=== Section Start ===

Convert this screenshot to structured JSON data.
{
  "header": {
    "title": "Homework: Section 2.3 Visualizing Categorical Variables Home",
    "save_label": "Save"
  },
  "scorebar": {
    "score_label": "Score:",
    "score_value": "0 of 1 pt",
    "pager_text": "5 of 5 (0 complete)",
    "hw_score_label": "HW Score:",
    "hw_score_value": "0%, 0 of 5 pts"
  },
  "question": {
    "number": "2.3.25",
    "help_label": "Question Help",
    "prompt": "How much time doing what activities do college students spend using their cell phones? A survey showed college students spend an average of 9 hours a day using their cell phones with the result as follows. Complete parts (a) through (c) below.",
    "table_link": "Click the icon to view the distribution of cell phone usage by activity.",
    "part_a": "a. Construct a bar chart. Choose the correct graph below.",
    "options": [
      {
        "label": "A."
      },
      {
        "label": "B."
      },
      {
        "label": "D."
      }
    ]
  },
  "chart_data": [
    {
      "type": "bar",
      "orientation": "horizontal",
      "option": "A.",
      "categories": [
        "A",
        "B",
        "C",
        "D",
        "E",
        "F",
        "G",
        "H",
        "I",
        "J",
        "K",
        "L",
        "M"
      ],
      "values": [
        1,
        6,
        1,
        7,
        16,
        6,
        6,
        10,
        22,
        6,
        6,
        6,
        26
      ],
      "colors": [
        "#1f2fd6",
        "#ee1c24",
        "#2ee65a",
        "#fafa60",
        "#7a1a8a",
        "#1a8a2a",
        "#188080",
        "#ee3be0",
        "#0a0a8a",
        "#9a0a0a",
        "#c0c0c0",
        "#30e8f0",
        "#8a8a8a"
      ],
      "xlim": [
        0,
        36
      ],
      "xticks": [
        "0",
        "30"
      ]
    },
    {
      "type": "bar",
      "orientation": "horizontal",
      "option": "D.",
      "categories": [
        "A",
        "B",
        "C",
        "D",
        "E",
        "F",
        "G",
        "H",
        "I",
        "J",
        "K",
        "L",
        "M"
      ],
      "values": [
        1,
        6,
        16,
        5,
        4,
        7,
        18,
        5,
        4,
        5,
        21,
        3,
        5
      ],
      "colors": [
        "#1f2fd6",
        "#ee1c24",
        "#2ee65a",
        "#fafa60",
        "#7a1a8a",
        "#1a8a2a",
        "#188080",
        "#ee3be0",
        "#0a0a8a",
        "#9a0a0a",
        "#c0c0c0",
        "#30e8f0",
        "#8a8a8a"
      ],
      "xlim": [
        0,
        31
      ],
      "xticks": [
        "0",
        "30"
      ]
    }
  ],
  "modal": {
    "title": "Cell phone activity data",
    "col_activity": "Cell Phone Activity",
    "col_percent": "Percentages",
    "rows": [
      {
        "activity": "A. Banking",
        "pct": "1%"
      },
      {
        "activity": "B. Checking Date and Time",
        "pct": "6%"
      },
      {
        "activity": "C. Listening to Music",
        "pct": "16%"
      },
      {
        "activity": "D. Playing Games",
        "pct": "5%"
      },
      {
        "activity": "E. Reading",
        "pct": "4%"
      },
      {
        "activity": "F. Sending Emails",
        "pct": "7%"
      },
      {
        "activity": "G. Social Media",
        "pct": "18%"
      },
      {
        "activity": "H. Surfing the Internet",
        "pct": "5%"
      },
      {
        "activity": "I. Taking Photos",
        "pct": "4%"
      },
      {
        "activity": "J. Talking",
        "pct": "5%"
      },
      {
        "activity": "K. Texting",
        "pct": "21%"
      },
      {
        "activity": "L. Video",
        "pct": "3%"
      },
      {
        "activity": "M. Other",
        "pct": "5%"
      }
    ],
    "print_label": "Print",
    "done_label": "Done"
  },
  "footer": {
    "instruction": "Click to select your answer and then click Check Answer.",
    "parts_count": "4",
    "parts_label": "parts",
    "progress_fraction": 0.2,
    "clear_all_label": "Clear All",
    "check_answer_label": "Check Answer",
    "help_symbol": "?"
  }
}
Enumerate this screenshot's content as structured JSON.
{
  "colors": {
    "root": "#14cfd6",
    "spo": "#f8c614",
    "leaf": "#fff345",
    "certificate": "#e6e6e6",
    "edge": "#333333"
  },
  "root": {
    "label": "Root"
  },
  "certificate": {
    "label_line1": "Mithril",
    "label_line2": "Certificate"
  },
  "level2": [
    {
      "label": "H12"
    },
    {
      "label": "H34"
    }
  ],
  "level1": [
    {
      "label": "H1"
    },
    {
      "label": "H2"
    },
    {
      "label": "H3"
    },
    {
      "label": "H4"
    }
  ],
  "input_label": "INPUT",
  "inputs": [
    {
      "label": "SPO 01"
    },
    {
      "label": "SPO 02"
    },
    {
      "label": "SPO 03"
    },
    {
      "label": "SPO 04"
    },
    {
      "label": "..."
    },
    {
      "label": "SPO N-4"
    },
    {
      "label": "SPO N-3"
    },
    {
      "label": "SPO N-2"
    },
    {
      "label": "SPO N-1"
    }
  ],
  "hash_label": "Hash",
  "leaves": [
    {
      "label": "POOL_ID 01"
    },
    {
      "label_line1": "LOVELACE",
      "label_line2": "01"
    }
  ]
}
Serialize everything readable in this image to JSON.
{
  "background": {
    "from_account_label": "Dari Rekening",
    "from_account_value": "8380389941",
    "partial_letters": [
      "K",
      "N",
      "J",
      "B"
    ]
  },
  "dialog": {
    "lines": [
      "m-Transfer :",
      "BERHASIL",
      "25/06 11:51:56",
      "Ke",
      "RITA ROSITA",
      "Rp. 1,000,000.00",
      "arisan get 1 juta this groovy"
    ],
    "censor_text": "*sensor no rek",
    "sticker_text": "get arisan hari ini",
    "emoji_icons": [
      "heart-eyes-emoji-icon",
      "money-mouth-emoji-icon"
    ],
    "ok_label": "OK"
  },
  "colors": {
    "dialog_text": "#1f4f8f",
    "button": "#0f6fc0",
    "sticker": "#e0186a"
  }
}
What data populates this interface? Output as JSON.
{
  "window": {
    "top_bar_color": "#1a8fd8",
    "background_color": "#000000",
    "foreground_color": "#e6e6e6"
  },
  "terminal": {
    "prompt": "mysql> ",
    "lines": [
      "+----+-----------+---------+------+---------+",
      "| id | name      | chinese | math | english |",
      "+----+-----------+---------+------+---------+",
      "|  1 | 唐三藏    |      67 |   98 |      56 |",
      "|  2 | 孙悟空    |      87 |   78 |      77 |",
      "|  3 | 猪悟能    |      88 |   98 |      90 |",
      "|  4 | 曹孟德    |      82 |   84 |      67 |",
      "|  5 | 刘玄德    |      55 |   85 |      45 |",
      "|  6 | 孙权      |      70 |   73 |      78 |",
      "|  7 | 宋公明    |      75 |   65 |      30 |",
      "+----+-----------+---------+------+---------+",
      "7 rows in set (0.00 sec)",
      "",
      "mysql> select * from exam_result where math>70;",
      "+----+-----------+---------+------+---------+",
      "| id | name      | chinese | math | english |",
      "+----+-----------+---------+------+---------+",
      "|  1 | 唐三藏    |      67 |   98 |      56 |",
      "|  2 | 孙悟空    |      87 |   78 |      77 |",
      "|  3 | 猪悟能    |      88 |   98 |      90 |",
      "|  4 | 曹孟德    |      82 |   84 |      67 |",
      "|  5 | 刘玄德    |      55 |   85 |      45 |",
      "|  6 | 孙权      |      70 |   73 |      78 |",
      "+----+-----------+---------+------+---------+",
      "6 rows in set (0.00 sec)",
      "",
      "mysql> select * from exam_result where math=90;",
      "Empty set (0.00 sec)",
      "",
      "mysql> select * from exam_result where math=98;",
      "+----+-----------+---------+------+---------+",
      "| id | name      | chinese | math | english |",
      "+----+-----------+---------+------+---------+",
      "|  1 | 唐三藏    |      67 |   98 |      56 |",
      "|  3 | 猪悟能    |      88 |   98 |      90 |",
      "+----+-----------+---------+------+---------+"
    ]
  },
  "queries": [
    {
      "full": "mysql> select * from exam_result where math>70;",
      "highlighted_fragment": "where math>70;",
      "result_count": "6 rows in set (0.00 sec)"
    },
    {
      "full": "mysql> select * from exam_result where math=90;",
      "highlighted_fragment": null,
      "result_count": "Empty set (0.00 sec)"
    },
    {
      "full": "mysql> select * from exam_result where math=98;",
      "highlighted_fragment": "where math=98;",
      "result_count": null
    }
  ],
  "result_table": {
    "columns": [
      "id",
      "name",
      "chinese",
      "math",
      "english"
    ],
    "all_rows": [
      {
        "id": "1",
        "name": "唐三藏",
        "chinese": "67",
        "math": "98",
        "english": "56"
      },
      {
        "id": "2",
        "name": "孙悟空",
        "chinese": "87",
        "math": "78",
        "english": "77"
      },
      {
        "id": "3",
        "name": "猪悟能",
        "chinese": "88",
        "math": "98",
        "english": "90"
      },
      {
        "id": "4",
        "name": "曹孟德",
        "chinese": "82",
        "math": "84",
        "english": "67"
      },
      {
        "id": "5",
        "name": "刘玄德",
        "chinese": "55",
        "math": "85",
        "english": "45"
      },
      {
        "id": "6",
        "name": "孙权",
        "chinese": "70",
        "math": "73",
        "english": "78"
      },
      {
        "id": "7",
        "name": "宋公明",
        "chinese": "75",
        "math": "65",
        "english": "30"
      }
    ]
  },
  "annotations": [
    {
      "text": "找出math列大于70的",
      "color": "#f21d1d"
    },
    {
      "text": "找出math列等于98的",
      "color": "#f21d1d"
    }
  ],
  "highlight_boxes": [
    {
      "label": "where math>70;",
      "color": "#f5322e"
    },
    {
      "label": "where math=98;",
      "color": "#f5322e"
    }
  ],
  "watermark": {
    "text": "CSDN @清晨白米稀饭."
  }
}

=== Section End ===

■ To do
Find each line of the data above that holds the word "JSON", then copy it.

■ Solution for this problem
Convert this screenshot to structured JSON data.
Enumerate this screenshot's content as structured JSON.
Serialize everything readable in this image to JSON.
What data populates this interface? Output as JSON.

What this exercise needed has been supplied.